Bottom Line: Two separate analyses revealed that a small subset of proteins, one representing 289 protein clusters and the other 737 unique protein sequences, are conserved between seven plastid-targeted angiosperm proteomes.Our results suggest that the current state of knowledge regarding plastid biology, preferentially based on model systems is deficient.New plant genomes are expected to enable the identification of potentially new plastid-targeted proteins that will aid in studying novel roles of plastids.

View Article: PubMed Central - PubMed

Affiliation: Department of Horticulture, Washington State University, Pullman, WA, United States of America; Molecular Plant Science Graduate Program, Washington State University, Pullman, WA, United States of America.

ABSTRACT
Plastids are actively involved in numerous plant processes critical to growth, development and adaptation. They play a primary role in photosynthesis, pigment and monoterpene synthesis, gravity sensing, starch and fatty acid synthesis, as well as oil, and protein storage. We applied two complementary methods to analyze the recently published apple genome (Malus × domestica) to identify putative plastid-targeted proteins, the first using TargetP and the second using a custom workflow utilizing a set of predictive programs. Apple shares roughly 40% of its 10,492 putative plastid-targeted proteins with that of the Arabidopsis (Arabidopsis thaliana) plastid-targeted proteome as identified by the Chloroplast 2010 project and ∼57% of its entire proteome with Arabidopsis. This suggests that the plastid-targeted proteomes between apple and Arabidopsis are different, and interestingly alludes to the presence of differential targeting of homologs between the two species.

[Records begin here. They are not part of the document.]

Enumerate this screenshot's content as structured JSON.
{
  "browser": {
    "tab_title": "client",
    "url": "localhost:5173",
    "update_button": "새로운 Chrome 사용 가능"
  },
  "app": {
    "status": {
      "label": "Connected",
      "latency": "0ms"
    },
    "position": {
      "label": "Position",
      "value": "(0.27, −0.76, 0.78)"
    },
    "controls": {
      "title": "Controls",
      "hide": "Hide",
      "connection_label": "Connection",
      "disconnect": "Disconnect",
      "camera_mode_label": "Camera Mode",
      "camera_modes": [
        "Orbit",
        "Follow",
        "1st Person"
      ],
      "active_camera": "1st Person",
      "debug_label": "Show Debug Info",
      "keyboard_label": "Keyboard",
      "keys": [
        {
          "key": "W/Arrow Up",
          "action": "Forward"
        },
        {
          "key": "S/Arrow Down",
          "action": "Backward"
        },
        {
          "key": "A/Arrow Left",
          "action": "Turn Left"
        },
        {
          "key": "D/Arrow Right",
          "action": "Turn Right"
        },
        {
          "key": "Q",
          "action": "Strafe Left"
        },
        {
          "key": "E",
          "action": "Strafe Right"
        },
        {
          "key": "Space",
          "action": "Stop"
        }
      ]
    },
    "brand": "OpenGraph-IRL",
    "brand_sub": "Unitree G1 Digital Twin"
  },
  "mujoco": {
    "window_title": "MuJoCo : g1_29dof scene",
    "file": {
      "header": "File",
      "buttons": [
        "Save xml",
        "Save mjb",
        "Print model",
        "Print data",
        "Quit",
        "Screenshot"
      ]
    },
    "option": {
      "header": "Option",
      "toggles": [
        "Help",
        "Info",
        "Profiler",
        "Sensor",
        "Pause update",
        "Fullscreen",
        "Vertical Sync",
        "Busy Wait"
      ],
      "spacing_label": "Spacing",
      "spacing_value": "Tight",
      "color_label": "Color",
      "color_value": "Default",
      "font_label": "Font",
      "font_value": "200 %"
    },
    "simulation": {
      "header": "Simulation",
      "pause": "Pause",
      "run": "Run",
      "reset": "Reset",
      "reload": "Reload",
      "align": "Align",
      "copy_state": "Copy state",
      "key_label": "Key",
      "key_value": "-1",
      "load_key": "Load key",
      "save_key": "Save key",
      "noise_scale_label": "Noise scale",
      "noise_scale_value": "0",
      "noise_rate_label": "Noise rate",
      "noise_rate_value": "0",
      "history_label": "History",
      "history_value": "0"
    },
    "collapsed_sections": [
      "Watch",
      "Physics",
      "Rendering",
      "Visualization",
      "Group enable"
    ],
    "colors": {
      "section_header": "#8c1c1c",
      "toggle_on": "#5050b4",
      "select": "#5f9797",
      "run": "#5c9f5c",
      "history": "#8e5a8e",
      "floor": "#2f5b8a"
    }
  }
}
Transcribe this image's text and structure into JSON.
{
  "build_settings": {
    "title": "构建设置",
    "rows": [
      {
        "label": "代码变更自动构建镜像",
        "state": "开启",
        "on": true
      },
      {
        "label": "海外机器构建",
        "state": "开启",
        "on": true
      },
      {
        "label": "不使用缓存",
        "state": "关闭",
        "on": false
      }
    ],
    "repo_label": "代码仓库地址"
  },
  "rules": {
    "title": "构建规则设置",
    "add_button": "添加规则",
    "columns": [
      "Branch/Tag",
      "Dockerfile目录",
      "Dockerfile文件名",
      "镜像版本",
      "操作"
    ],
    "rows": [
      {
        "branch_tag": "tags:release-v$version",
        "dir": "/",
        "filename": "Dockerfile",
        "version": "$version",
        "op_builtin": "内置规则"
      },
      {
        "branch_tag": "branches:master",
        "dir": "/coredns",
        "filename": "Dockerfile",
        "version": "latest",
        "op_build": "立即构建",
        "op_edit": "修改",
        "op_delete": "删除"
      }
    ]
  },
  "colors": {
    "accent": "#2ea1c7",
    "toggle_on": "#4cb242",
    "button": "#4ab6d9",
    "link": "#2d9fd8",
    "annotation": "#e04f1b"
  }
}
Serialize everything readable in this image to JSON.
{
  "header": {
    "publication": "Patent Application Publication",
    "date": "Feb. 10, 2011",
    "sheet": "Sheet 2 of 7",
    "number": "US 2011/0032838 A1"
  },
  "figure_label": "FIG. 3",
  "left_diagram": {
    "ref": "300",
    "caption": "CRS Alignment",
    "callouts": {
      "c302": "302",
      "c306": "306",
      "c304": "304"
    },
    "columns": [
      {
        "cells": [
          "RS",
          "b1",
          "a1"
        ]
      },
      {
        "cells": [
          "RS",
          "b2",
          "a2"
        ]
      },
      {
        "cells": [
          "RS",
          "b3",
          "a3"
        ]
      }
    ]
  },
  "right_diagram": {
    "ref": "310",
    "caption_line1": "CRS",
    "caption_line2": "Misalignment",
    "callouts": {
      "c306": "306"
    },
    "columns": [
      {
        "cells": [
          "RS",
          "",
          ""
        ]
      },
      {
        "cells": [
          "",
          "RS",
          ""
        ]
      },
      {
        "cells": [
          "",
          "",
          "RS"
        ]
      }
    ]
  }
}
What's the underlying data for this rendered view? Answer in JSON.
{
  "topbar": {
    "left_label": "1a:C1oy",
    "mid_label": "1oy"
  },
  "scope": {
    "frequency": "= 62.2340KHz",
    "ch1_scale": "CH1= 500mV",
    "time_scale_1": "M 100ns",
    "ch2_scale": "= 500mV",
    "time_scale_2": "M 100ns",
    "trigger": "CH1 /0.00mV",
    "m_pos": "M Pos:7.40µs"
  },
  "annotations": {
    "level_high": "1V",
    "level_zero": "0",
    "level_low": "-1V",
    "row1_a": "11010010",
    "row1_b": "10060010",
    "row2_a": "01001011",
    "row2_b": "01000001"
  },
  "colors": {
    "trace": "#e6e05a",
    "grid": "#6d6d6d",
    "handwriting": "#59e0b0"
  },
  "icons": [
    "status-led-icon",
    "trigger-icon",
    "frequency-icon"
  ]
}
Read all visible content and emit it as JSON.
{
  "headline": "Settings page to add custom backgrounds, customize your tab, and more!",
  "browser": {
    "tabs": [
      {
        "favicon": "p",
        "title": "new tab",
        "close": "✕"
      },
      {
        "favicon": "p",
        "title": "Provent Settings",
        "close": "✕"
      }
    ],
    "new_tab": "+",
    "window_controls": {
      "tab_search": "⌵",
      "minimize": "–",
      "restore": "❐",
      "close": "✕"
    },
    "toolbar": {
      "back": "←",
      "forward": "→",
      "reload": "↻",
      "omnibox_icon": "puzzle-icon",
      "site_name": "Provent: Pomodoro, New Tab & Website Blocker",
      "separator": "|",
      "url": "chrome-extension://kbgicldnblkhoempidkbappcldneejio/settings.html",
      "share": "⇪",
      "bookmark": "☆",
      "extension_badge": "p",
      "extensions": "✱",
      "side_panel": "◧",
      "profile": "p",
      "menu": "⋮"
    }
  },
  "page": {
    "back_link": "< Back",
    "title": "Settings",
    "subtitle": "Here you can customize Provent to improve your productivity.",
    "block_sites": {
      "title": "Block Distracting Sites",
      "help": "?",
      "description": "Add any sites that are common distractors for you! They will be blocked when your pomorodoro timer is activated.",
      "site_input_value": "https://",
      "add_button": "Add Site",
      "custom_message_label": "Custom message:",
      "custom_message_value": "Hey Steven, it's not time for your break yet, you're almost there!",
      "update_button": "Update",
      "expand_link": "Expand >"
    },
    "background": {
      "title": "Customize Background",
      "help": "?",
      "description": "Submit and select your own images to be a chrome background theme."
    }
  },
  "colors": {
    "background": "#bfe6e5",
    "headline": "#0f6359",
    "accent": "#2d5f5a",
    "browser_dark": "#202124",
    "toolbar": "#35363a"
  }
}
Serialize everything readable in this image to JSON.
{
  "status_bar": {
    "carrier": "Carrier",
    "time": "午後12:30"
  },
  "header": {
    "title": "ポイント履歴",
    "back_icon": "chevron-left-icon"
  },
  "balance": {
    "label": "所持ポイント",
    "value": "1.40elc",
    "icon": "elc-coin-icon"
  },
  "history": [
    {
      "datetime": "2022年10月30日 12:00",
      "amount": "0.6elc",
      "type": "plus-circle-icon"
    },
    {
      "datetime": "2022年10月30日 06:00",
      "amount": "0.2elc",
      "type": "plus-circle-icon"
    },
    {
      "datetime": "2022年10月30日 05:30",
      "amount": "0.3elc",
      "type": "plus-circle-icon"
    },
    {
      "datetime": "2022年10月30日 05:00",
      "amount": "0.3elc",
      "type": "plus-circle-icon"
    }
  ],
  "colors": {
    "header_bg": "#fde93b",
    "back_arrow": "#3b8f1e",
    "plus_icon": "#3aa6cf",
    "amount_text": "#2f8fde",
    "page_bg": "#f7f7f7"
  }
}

Co-expression analysis of 2,224 genes encoding putative plastid-targeted apple proteins suggests that they play a role in plant developmental and intermediary metabolism. Further, an inter-specific comparison of Arabidopsis, Prunus persica (Peach), Malus × domestica (Apple), Populus trichocarpa (Black cottonwood), Fragaria vesca (Woodland Strawberry), Solanum lycopersicum (Tomato) and Vitis vinifera (Grapevine) also identified a large number of novel species-specific plastid-targeted proteins. This analysis also revealed the presence of alternatively targeted homologs across species. Two separate analyses revealed that a small subset of proteins, one representing 289 protein clusters and the other 737 unique protein sequences, are conserved between seven plastid-targeted angiosperm proteomes. Majority of the novel proteins were annotated to play roles in stress response, transport, catabolic processes, and cellular component organization. Our results suggest that the current state of knowledge regarding plastid biology, preferentially based on model systems is deficient. New plant genomes are expected to enable the identification of potentially new plastid-targeted proteins that will aid in studying novel roles of plastids.

Show MeSH
Related in: MedlinePlus